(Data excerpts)
○ ○ ○
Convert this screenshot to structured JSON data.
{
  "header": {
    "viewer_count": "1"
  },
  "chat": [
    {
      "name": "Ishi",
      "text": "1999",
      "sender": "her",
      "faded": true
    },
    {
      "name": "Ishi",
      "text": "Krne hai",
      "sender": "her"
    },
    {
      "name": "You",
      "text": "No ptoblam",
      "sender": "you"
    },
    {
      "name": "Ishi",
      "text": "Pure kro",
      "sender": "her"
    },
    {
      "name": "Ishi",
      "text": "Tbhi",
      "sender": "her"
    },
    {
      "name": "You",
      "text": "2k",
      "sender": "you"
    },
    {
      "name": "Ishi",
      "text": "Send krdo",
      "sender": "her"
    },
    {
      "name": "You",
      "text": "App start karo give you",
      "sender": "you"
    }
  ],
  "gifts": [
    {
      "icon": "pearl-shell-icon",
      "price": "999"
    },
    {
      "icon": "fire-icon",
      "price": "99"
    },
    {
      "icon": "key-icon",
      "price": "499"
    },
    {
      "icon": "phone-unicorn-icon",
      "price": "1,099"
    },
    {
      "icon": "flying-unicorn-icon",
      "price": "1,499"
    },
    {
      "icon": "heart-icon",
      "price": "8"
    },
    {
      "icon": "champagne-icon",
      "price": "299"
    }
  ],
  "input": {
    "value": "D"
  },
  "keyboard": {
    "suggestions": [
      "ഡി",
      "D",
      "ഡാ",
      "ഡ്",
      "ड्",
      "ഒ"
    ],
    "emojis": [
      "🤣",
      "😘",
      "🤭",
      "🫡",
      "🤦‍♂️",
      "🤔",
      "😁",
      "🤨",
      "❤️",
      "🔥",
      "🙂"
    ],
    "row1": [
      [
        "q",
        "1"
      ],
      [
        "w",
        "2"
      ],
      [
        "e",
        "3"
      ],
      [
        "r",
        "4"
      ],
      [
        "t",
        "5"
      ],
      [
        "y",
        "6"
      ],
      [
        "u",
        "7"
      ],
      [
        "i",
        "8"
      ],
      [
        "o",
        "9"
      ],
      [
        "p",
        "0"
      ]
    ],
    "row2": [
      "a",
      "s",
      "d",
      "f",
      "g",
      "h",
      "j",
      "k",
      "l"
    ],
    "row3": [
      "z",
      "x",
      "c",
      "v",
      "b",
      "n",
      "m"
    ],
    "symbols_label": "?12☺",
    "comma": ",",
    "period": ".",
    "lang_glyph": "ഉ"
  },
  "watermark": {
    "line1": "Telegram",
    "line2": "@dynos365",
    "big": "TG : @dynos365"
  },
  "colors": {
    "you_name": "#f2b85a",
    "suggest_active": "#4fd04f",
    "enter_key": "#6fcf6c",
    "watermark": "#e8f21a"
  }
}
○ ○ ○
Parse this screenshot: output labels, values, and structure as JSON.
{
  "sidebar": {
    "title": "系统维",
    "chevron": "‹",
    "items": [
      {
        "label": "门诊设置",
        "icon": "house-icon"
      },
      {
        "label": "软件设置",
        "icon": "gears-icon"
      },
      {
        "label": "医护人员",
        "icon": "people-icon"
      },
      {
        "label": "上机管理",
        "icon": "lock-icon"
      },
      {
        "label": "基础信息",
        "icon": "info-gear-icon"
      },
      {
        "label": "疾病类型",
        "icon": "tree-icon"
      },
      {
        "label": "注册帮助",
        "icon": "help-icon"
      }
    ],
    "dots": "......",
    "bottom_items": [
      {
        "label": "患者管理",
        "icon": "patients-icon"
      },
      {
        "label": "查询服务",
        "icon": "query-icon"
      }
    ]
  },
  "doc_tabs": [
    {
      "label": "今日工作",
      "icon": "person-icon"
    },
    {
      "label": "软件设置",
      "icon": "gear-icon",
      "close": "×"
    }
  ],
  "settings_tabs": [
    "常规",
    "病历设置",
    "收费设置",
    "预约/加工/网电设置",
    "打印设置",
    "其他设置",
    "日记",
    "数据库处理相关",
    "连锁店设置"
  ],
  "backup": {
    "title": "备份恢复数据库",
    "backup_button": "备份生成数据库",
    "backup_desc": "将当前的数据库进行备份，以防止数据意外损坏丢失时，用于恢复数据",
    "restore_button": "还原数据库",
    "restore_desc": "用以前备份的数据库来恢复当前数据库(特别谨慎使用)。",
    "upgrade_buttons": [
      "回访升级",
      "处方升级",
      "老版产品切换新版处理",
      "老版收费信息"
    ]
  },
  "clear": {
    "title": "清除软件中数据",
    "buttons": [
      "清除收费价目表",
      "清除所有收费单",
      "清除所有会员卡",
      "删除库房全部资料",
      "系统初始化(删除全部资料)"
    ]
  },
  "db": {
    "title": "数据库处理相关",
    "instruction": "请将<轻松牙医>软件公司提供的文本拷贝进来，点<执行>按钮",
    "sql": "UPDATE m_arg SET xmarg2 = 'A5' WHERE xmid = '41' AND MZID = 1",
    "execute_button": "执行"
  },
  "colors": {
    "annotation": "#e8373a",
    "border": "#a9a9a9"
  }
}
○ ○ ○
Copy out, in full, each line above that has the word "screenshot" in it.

Completed task:
Convert this screenshot to structured JSON data.
Parse this screenshot: output labels, values, and structure as JSON.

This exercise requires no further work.